Dante’s poem a frightful warning

Home > Opinion > Columns

print dictionary print

Dante’s poem a frightful warning


North Korea executed Jang Song-thaek, the uncle of North Korean leader Kim Jong-un, for treason at a special military tribunal in December. [Rodong Shinmun]


Kim Jin

“The hottest places in hell are reserved for those who in times of great moral crisis maintain their neutrality.”

American best-selling writer Dan Brown’s newest novel “Inferno” is inspired by the “Divine Comedy.” The book begins with this message from the “Divine Comedy,” though the sentence can’t be found in Dante’s poem. They were actually U.S. President John F. Kennedy’s words that were attributed to Dante, and the quotation is an epitaph for conscience and action.

Dante was an Italian poet, politician and administrator. Born in Florence in 1265, he wrote the epic poem “Divine Comedy.” It is about his journey through Hell, Purgatory and Paradise. As he traveled through the, Dante warned of the karma in this life. He emphasized how important it is to stand up against evil and wrongdoing.

What is the great moral crisis for Koreans? It could be the “human rights inferno” in North Korea. Human rights are universal values that transcend borders. The human rights situation there is a serious problem for people around the world, especially Koreans. These 25 million North Koreans are our brothers and sisters.

Strangely, the international community is more active in protecting human rights in North Korea than South Korea. In 2014, the world was hit with two shocking pieces of news. The first was the execution of Jang Song-thaek, the powerful uncle of Kim Jong-un. The other was the UN report, in which the Commission of Inquiry (COI) advised the United Nations to bring those responsible for the atrocities in the Communist state to justice in an international tribunal. The New York Times went further and demanded Kim Jong-un be brought to justice. These changes are very meaningful. Sixty-six years after the establishment of the Communist regime in North Korea, the international community is gearing up to punish its crimes.

American leaders are also pressuring criminals that persecute human rights. U.S. Secretary of State John Kerry denounced North Korea as “an evil place.” The situation becomes quite serious when an U.S. leader mentions “evil.” In fact, most of the regimes that the United States defined as “evil” have crumbled.

In March 1983, U.S. President Ronald Reagan called the Soviet-led Communist bloc the “Evil Empire.” While Reagan had talks with the Soviet Union, his ultimate strategy was to bring an end to it. Reagan urged Soviet President Mikhail Gorbachev to tear down the Berlin Wall, and in the end, the wall came down and the Evil Empire dissolved.

Former U.S. President George W. Bush also attacked evil when he defined three countries as the “Axis of Evil” in January 2002. It included Iran, Iraq and North Korea. The term Axis of Evil came from the Evil Empire and the Axis Powers during World War II - Germany, Italy and Japan. The Saddam Hussein regime in Iraq has been ousted since then, and Iran has accepted America’s demands. But North Korea’s fate is still drifting in the fog.

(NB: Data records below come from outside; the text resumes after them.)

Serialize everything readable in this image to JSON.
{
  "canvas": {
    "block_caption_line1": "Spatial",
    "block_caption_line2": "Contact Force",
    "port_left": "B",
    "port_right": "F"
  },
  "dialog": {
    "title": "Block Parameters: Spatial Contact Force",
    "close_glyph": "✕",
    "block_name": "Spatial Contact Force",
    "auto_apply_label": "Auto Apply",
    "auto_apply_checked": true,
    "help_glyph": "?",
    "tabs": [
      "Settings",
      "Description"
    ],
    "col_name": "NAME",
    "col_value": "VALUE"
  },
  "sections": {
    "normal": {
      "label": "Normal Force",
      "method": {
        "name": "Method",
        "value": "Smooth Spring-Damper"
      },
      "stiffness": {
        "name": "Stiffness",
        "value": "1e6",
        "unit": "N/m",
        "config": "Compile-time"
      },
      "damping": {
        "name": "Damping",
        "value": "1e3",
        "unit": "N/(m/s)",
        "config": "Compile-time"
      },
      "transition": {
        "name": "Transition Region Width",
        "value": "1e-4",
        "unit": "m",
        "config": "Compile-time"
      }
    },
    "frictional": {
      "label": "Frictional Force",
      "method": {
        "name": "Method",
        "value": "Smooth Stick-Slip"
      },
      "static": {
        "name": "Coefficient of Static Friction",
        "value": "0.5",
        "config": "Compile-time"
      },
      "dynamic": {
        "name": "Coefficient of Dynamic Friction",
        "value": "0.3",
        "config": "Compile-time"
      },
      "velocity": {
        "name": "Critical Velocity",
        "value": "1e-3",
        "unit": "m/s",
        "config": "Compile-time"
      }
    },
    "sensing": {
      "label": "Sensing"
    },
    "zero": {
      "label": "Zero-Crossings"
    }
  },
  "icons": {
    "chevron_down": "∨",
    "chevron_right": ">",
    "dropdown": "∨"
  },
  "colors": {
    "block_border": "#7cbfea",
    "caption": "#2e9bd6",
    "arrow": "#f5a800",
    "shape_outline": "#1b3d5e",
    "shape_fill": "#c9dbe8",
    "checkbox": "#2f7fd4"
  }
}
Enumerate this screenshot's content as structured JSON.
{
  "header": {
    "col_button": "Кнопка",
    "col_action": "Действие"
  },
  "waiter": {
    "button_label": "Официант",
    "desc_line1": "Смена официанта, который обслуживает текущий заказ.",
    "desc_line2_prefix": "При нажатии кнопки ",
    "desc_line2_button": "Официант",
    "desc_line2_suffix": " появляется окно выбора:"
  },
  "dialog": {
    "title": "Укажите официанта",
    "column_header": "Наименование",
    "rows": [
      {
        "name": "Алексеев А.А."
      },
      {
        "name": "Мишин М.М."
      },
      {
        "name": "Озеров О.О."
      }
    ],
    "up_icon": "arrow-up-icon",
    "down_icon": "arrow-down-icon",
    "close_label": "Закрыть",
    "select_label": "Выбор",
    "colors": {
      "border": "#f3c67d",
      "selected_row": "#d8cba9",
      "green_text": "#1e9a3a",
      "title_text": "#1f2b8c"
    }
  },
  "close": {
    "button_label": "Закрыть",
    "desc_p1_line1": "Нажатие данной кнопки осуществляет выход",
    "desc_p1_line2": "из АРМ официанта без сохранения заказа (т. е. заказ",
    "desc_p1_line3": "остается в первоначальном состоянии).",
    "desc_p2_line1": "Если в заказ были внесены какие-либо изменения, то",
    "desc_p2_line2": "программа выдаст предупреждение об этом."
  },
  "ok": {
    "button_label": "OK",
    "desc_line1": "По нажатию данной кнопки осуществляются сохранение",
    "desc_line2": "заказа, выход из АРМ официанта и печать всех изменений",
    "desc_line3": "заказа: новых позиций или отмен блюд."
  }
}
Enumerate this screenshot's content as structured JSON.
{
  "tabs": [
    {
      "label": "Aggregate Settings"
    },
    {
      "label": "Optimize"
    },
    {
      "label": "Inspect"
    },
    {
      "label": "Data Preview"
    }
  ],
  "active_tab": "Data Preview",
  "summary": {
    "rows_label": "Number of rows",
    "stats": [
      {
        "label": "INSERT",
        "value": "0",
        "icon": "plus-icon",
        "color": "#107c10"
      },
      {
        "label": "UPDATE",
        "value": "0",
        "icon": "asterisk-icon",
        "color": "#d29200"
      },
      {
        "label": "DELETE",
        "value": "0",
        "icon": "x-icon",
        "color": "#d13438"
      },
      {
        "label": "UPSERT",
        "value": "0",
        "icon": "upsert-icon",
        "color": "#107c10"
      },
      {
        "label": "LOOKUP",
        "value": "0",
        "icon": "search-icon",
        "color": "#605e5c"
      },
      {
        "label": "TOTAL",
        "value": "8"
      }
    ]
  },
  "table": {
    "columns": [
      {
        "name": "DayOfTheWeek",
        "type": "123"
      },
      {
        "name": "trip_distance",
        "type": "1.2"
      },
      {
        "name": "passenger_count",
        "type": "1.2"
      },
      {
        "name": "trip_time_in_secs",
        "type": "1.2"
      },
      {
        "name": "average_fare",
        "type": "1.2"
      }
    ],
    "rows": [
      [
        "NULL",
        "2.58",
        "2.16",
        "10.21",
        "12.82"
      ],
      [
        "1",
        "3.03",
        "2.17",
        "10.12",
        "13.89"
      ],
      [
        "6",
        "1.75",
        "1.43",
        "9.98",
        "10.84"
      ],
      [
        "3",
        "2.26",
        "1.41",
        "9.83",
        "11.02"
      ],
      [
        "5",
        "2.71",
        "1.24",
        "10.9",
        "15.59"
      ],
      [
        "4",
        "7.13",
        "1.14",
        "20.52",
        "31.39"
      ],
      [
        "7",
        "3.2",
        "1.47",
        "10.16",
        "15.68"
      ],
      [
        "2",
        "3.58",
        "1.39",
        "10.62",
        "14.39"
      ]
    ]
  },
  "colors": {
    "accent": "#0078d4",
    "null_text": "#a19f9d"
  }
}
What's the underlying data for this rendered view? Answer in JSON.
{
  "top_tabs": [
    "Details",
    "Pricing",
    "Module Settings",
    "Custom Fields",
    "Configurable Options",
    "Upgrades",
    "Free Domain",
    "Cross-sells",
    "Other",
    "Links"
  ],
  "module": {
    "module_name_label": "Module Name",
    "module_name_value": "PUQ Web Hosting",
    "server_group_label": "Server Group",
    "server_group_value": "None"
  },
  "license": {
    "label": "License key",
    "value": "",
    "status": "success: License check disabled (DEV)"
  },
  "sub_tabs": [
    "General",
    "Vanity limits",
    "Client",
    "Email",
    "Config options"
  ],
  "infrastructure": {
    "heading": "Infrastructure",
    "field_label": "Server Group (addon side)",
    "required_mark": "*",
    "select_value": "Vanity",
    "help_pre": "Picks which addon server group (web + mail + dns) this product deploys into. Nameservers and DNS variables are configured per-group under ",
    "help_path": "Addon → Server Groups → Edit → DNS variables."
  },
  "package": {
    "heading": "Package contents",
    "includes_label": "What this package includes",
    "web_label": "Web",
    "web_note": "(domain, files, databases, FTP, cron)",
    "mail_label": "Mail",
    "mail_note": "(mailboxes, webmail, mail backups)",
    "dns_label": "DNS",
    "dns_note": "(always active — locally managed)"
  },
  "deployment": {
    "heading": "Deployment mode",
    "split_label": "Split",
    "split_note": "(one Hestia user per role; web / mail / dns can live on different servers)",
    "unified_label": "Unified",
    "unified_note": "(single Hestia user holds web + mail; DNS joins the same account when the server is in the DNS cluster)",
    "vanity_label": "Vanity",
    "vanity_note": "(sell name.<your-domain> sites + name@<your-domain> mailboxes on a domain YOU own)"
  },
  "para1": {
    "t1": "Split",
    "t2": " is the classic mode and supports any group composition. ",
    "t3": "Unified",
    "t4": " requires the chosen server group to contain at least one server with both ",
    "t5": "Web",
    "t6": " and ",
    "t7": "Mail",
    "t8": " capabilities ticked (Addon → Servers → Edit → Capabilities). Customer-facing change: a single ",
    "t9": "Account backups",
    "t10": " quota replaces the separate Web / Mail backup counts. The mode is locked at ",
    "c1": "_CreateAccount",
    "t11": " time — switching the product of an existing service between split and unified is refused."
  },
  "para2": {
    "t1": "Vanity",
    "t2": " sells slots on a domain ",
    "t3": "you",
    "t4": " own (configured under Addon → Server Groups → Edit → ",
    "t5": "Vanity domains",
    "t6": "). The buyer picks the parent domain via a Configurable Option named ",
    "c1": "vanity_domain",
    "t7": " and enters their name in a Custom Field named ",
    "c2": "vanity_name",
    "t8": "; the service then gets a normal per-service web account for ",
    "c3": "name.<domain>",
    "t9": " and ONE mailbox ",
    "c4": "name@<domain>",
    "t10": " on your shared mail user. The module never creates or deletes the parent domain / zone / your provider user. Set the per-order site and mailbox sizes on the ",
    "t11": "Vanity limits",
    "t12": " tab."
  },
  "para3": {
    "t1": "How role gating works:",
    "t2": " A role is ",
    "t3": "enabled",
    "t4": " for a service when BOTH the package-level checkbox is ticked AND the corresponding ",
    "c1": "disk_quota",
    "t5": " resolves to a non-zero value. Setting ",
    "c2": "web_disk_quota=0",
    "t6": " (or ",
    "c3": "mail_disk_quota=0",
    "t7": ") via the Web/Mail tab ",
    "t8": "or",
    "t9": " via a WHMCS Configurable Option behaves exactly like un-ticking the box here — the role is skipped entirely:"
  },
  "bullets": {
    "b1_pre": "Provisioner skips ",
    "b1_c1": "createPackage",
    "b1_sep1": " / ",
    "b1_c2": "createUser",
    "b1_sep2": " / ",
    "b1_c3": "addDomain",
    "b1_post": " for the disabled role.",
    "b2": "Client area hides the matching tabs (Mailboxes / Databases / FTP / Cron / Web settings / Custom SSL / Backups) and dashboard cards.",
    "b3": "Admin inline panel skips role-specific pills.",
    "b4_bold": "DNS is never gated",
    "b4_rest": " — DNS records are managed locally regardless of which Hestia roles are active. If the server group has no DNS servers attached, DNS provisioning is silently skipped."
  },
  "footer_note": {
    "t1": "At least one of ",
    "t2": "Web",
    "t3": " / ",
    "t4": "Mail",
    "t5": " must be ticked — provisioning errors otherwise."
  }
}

While the global community denounces the moral crisis in North Korea, we remain silent. America became the first country to legislate the North Korean Human Rights Act and appointed a special envoy for human rights. Japan has also passed the North Korean Human Rights Act. However, South Korea’s National Assembly is neglecting this legislation.

The act was not passed because of the Democratic Party’s opposition. The Democratic Party argues that assistance for North Korea should be included, and the act should be a law for North Korean welfare. However, it is risky and unreasonable. General assistance such as food, aside from aid for children and pregnant women, could be easily exploited by the North Korean regime. This help should be provided under the discretion of the government. We already have three acts related to assistance and aid. But the Democratic Party seems to have another motive. They may be concerned that the human rights movement could damage their so-called Sunshine Policy. However, it is quite unethical considering the human rights inferno in the North.

Edmund Burke, considered the founder of modern conservatism, once said, “The only thing necessary for the triumph of evil is for good men to do nothing.”

The good people of the Democratic Party should listen to the calls of Burke, Bonhoeffer and Dante.

JoongAng Ilbo, March 5, Page 31

*The author is an editorial writer of the JoongAng Ilbo.

By Kim Jin

Log in to Twitter or Facebook account to connect
with the Korea JoongAng Daily
help-image Social comment?
lock icon

To write comments, please log in to one of the accounts.

Standards Board Policy (0/250자)